Your instructions => Each line below should be repeated exactly, but no picture should be carried over.

[Dataset rows describing interfaces]
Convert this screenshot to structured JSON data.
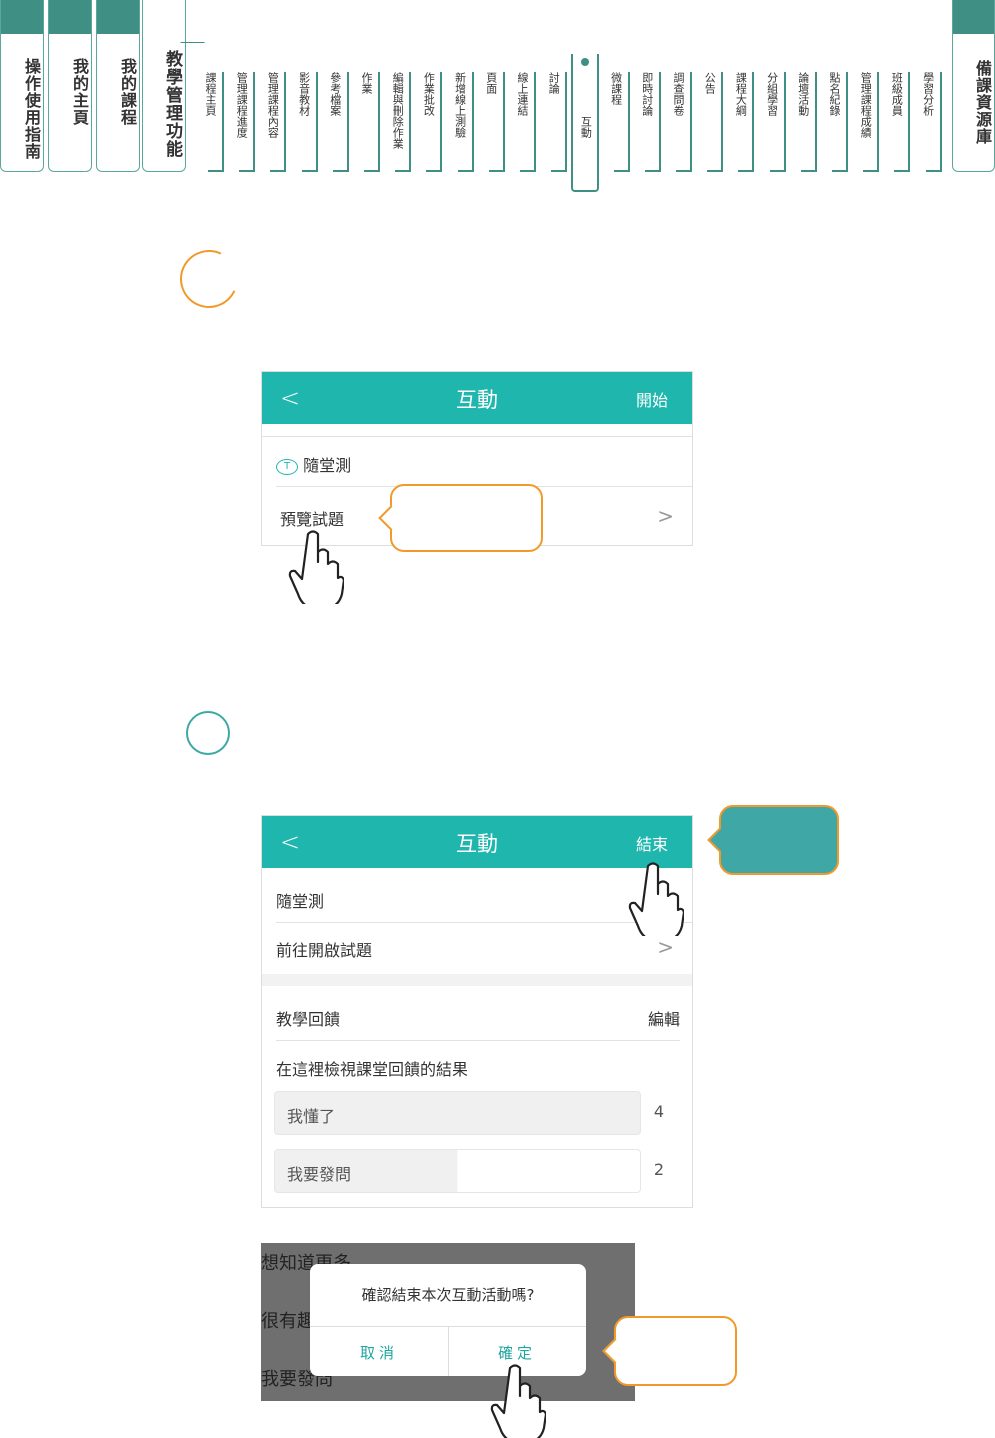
{
  "nav": {
    "main_tabs": [
      {
        "label": "操作使用指南"
      },
      {
        "label": "我的主頁"
      },
      {
        "label": "我的課程"
      },
      {
        "label": "教學管理功能"
      }
    ],
    "right_tab": {
      "label": "備課資源庫"
    },
    "sub_tabs": [
      "課程主頁",
      "管理課程進度",
      "管理課程內容",
      "影音教材",
      "參考檔案",
      "作業",
      "編輯與刪除作業",
      "作業批改",
      "新增線上測驗",
      "頁面",
      "線上連結",
      "討論",
      "互動",
      "微課程",
      "即時討論",
      "調查問卷",
      "公告",
      "課程大綱",
      "分組學習",
      "論壇活動",
      "點名紀錄",
      "管理課程成績",
      "班級成員",
      "學習分析"
    ],
    "active_sub_tab": "互動"
  },
  "panel1": {
    "title": "互動",
    "back": "<",
    "action": "開始",
    "quiz_label": "隨堂測",
    "preview_label": "預覽試題",
    "chevron": ">"
  },
  "panel2": {
    "title": "互動",
    "back": "<",
    "action": "結束",
    "quiz_label": "隨堂測",
    "open_label": "前往開啟試題",
    "chevron": ">",
    "feedback_title": "教學回饋",
    "edit_label": "編輯",
    "feedback_hint": "在這裡檢視課堂回饋的結果",
    "feedback_items": [
      {
        "label": "我懂了",
        "count": "4"
      },
      {
        "label": "我要發問",
        "count": "2"
      }
    ]
  },
  "modal": {
    "bg_rows": [
      "想知道更多",
      "很有趣",
      "我要發問"
    ],
    "question": "確認結束本次互動活動嗎?",
    "cancel": "取消",
    "confirm": "確定"
  },
  "colors": {
    "teal_bar": "#1fb6ad",
    "nav_green": "#3f8f84",
    "callout_orange": "#f19a2a",
    "callout_teal": "#3fa7a5"
  }
}
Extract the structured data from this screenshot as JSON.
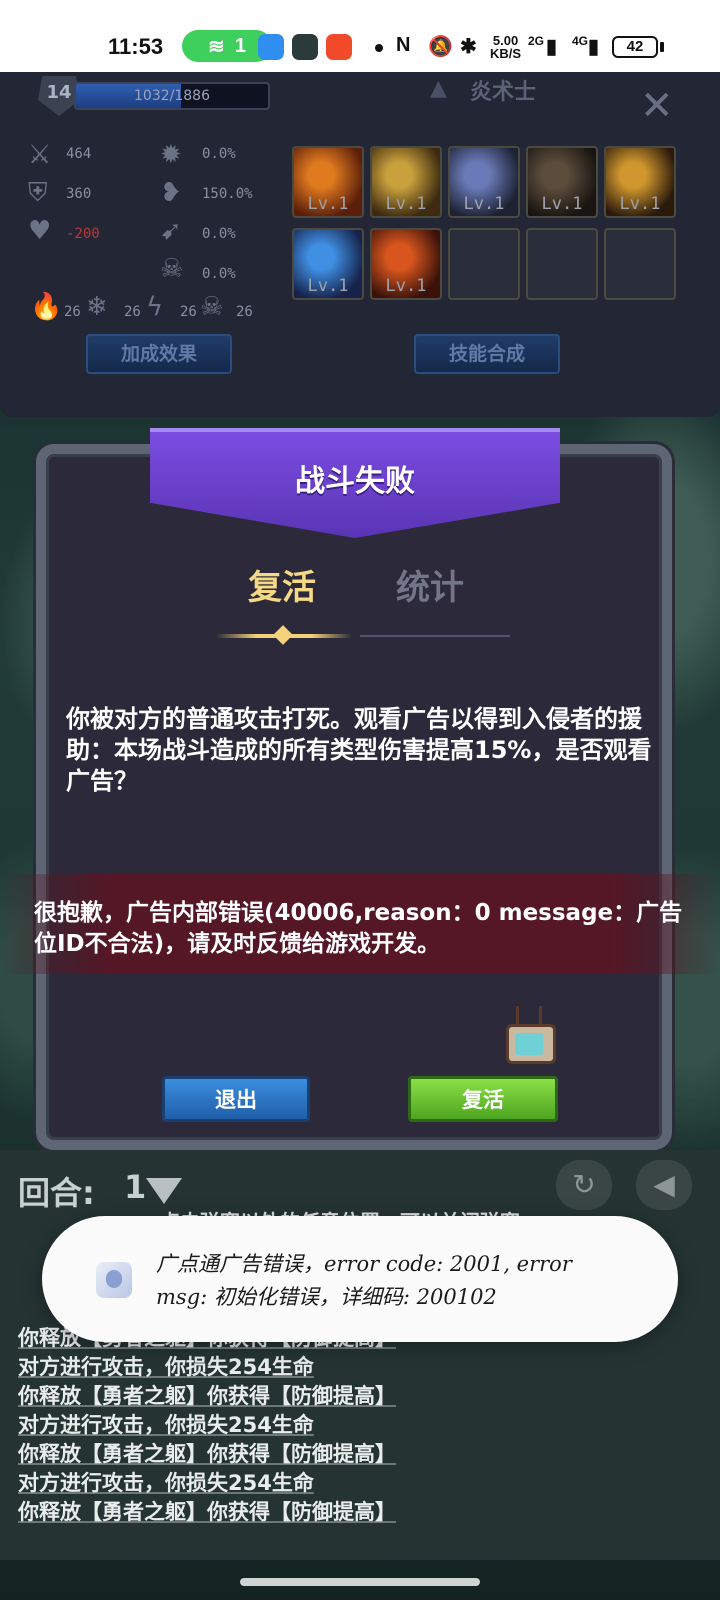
{
  "status_bar": {
    "time": "11:53",
    "hotspot_count": "1",
    "speed_value": "5.00",
    "speed_unit": "KB/S",
    "net_1": "2G",
    "net_2": "4G",
    "battery": "42"
  },
  "player": {
    "level": "14",
    "xp": "1032/1886",
    "xp_fraction": 0.547,
    "class_name": "炎术士"
  },
  "stats": {
    "attack": "464",
    "defense": "360",
    "hp": "-200",
    "crit_rate": "0.0%",
    "crit_damage": "150.0%",
    "stat_3": "0.0%",
    "stat_4": "0.0%",
    "fire_res": "26",
    "ice_res": "26",
    "lightning_res": "26",
    "poison_res": "26"
  },
  "skills": [
    {
      "level": "Lv.1",
      "color_a": "#e07a1f",
      "color_b": "#5a1e0a"
    },
    {
      "level": "Lv.1",
      "color_a": "#c9a13c",
      "color_b": "#3d2a10"
    },
    {
      "level": "Lv.1",
      "color_a": "#6a7ab8",
      "color_b": "#1d2233"
    },
    {
      "level": "Lv.1",
      "color_a": "#5c4d3b",
      "color_b": "#1a1512"
    },
    {
      "level": "Lv.1",
      "color_a": "#d0972e",
      "color_b": "#2b1a0c"
    },
    {
      "level": "Lv.1",
      "color_a": "#3f8fe3",
      "color_b": "#16224a"
    },
    {
      "level": "Lv.1",
      "color_a": "#d8561e",
      "color_b": "#3b120a"
    }
  ],
  "panel_buttons": {
    "bonus": "加成效果",
    "synthesis": "技能合成"
  },
  "dialog": {
    "title": "战斗失败",
    "tab_active": "复活",
    "tab_inactive": "统计",
    "message": "你被对方的普通攻击打死。观看广告以得到入侵者的援助：本场战斗造成的所有类型伤害提高15%，是否观看广告？",
    "error": "很抱歉，广告内部错误(40006,reason：0  message：广告位ID不合法)，请及时反馈给游戏开发。",
    "exit_label": "退出",
    "revive_label": "复活"
  },
  "battle_log": {
    "round_label": "回合:",
    "round_value": "1",
    "close_hint": "点击弹窗以外的任意位置，可以关闭弹窗",
    "lines": [
      "你释放【勇者之躯】你获得【防御提高】",
      "对方进行攻击，你损失254生命",
      "你释放【勇者之躯】你获得【防御提高】",
      "对方进行攻击，你损失254生命",
      "你释放【勇者之躯】你获得【防御提高】",
      "对方进行攻击，你损失254生命",
      "你释放【勇者之躯】你获得【防御提高】"
    ]
  },
  "toast": {
    "text": "广点通广告错误，error code: 2001, error msg: 初始化错误，详细码: 200102"
  }
}
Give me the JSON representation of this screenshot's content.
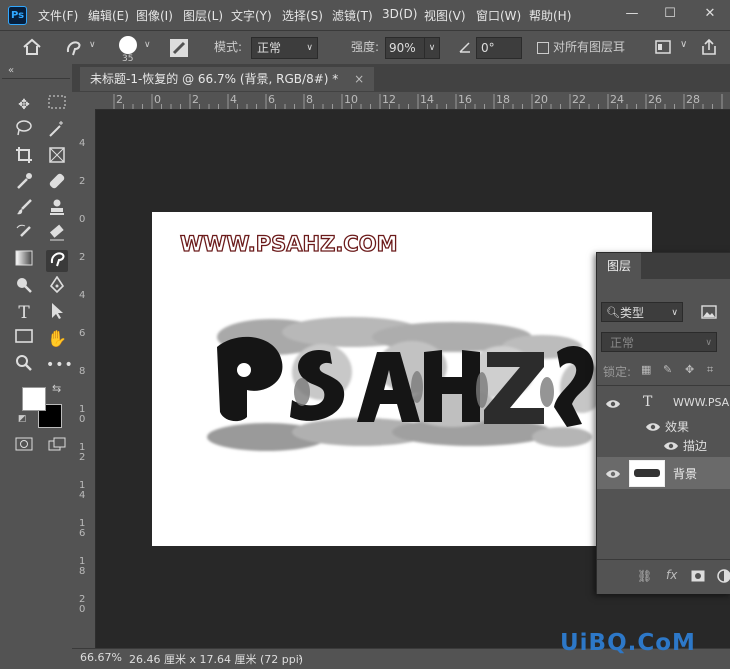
{
  "app": {
    "logo": "Ps"
  },
  "menu": {
    "items": [
      "文件(F)",
      "编辑(E)",
      "图像(I)",
      "图层(L)",
      "文字(Y)",
      "选择(S)",
      "滤镜(T)",
      "3D(D)",
      "视图(V)",
      "窗口(W)",
      "帮助(H)"
    ]
  },
  "window_controls": {
    "minimize": "—",
    "maximize": "☐",
    "close": "✕"
  },
  "options": {
    "brush_size": "35",
    "mode_label": "模式:",
    "mode_value": "正常",
    "strength_label": "强度:",
    "strength_value": "90%",
    "angle_value": "0°",
    "sample_all_label": "对所有图层耳"
  },
  "document": {
    "tab_title": "未标题-1-恢复的 @ 66.7% (背景, RGB/8#) *",
    "close": "×"
  },
  "ruler": {
    "top": [
      "2",
      "0",
      "2",
      "4",
      "6",
      "8",
      "10",
      "12",
      "14",
      "16",
      "18",
      "20",
      "22",
      "24",
      "26",
      "28"
    ],
    "left": [
      "4",
      "2",
      "0",
      "2",
      "4",
      "6",
      "8",
      "1 0",
      "1 2",
      "1 4",
      "1 6",
      "1 8",
      "2 0"
    ]
  },
  "canvas": {
    "watermark": "WWW.PSAHZ.COM",
    "effect_text": "PSAHZ"
  },
  "status": {
    "zoom": "66.67%",
    "doc_size": "26.46 厘米 x 17.64 厘米 (72 ppi)",
    "arrow": "›"
  },
  "layers_panel": {
    "tab": "图层",
    "filter_kind": "类型",
    "blend_mode": "正常",
    "lock_label": "锁定:",
    "layers": [
      {
        "name": "WWW.PSAH",
        "type_icon": "T"
      },
      {
        "name": "效果"
      },
      {
        "name": "描边"
      },
      {
        "name": "背景"
      }
    ],
    "footer_fx": "fx"
  },
  "site_watermark": "UiBQ.CoM",
  "colors": {
    "accent": "#31a8ff",
    "watermark": "#2d78c8",
    "watermark_stroke": "#6b1a1a"
  }
}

Written response =>
Convert this screenshot to structured JSON data.
{
  "nav": {
    "main_tabs": [
      {
        "label": "操作使用指南"
      },
      {
        "label": "我的主頁"
      },
      {
        "label": "我的課程"
      },
      {
        "label": "教學管理功能"
      }
    ],
    "right_tab": {
      "label": "備課資源庫"
    },
    "sub_tabs": [
      "課程主頁",
      "管理課程進度",
      "管理課程內容",
      "影音教材",
      "參考檔案",
      "作業",
      "編輯與刪除作業",
      "作業批改",
      "新增線上測驗",
      "頁面",
      "線上連結",
      "討論",
      "互動",
      "微課程",
      "即時討論",
      "調查問卷",
      "公告",
      "課程大綱",
      "分組學習",
      "論壇活動",
      "點名紀錄",
      "管理課程成績",
      "班級成員",
      "學習分析"
    ],
    "active_sub_tab": "互動"
  },
  "panel1": {
    "title": "互動",
    "back": "<",
    "action": "開始",
    "quiz_label": "隨堂測",
    "preview_label": "預覽試題",
    "chevron": ">"
  },
  "panel2": {
    "title": "互動",
    "back": "<",
    "action": "結束",
    "quiz_label": "隨堂測",
    "open_label": "前往開啟試題",
    "chevron": ">",
    "feedback_title": "教學回饋",
    "edit_label": "編輯",
    "feedback_hint": "在這裡檢視課堂回饋的結果",
    "feedback_items": [
      {
        "label": "我懂了",
        "count": "4"
      },
      {
        "label": "我要發問",
        "count": "2"
      }
    ]
  },
  "modal": {
    "bg_rows": [
      "想知道更多",
      "很有趣",
      "我要發問"
    ],
    "question": "確認結束本次互動活動嗎?",
    "cancel": "取消",
    "confirm": "確定"
  },
  "colors": {
    "teal_bar": "#1fb6ad",
    "nav_green": "#3f8f84",
    "callout_orange": "#f19a2a",
    "callout_teal": "#3fa7a5"
  }
}
Extract the structured data from this screenshot as JSON.
{
  "status_bar": {
    "time": "11:53",
    "hotspot_count": "1",
    "speed_value": "5.00",
    "speed_unit": "KB/S",
    "net_1": "2G",
    "net_2": "4G",
    "battery": "42"
  },
  "player": {
    "level": "14",
    "xp": "1032/1886",
    "xp_fraction": 0.547,
    "class_name": "炎术士"
  },
  "stats": {
    "attack": "464",
    "defense": "360",
    "hp": "-200",
    "crit_rate": "0.0%",
    "crit_damage": "150.0%",
    "stat_3": "0.0%",
    "stat_4": "0.0%",
    "fire_res": "26",
    "ice_res": "26",
    "lightning_res": "26",
    "poison_res": "26"
  },
  "skills": [
    {
      "level": "Lv.1",
      "color_a": "#e07a1f",
      "color_b": "#5a1e0a"
    },
    {
      "level": "Lv.1",
      "color_a": "#c9a13c",
      "color_b": "#3d2a10"
    },
    {
      "level": "Lv.1",
      "color_a": "#6a7ab8",
      "color_b": "#1d2233"
    },
    {
      "level": "Lv.1",
      "color_a": "#5c4d3b",
      "color_b": "#1a1512"
    },
    {
      "level": "Lv.1",
      "color_a": "#d0972e",
      "color_b": "#2b1a0c"
    },
    {
      "level": "Lv.1",
      "color_a": "#3f8fe3",
      "color_b": "#16224a"
    },
    {
      "level": "Lv.1",
      "color_a": "#d8561e",
      "color_b": "#3b120a"
    }
  ],
  "panel_buttons": {
    "bonus": "加成效果",
    "synthesis": "技能合成"
  },
  "dialog": {
    "title": "战斗失败",
    "tab_active": "复活",
    "tab_inactive": "统计",
    "message": "你被对方的普通攻击打死。观看广告以得到入侵者的援助：本场战斗造成的所有类型伤害提高15%，是否观看广告？",
    "error": "很抱歉，广告内部错误(40006,reason：0  message：广告位ID不合法)，请及时反馈给游戏开发。",
    "exit_label": "退出",
    "revive_label": "复活"
  },
  "battle_log": {
    "round_label": "回合:",
    "round_value": "1",
    "close_hint": "点击弹窗以外的任意位置，可以关闭弹窗",
    "lines": [
      "你释放【勇者之躯】你获得【防御提高】",
      "对方进行攻击，你损失254生命",
      "你释放【勇者之躯】你获得【防御提高】",
      "对方进行攻击，你损失254生命",
      "你释放【勇者之躯】你获得【防御提高】",
      "对方进行攻击，你损失254生命",
      "你释放【勇者之躯】你获得【防御提高】"
    ]
  },
  "toast": {
    "text": "广点通广告错误，error code: 2001, error msg: 初始化错误，详细码: 200102"
  }
}
Give me the JSON representation of this screenshot's content.
{
  "app": {
    "logo": "Ps"
  },
  "menu": {
    "items": [
      "文件(F)",
      "编辑(E)",
      "图像(I)",
      "图层(L)",
      "文字(Y)",
      "选择(S)",
      "滤镜(T)",
      "3D(D)",
      "视图(V)",
      "窗口(W)",
      "帮助(H)"
    ]
  },
  "window_controls": {
    "minimize": "—",
    "maximize": "☐",
    "close": "✕"
  },
  "options": {
    "brush_size": "35",
    "mode_label": "模式:",
    "mode_value": "正常",
    "strength_label": "强度:",
    "strength_value": "90%",
    "angle_value": "0°",
    "sample_all_label": "对所有图层耳"
  },
  "document": {
    "tab_title": "未标题-1-恢复的 @ 66.7% (背景, RGB/8#) *",
    "close": "×"
  },
  "ruler": {
    "top": [
      "2",
      "0",
      "2",
      "4",
      "6",
      "8",
      "10",
      "12",
      "14",
      "16",
      "18",
      "20",
      "22",
      "24",
      "26",
      "28"
    ],
    "left": [
      "4",
      "2",
      "0",
      "2",
      "4",
      "6",
      "8",
      "1 0",
      "1 2",
      "1 4",
      "1 6",
      "1 8",
      "2 0"
    ]
  },
  "canvas": {
    "watermark": "WWW.PSAHZ.COM",
    "effect_text": "PSAHZ"
  },
  "status": {
    "zoom": "66.67%",
    "doc_size": "26.46 厘米 x 17.64 厘米 (72 ppi)",
    "arrow": "›"
  },
  "layers_panel": {
    "tab": "图层",
    "filter_kind": "类型",
    "blend_mode": "正常",
    "lock_label": "锁定:",
    "layers": [
      {
        "name": "WWW.PSAH",
        "type_icon": "T"
      },
      {
        "name": "效果"
      },
      {
        "name": "描边"
      },
      {
        "name": "背景"
      }
    ],
    "footer_fx": "fx"
  },
  "site_watermark": "UiBQ.CoM",
  "colors": {
    "accent": "#31a8ff",
    "watermark": "#2d78c8",
    "watermark_stroke": "#6b1a1a"
  }
}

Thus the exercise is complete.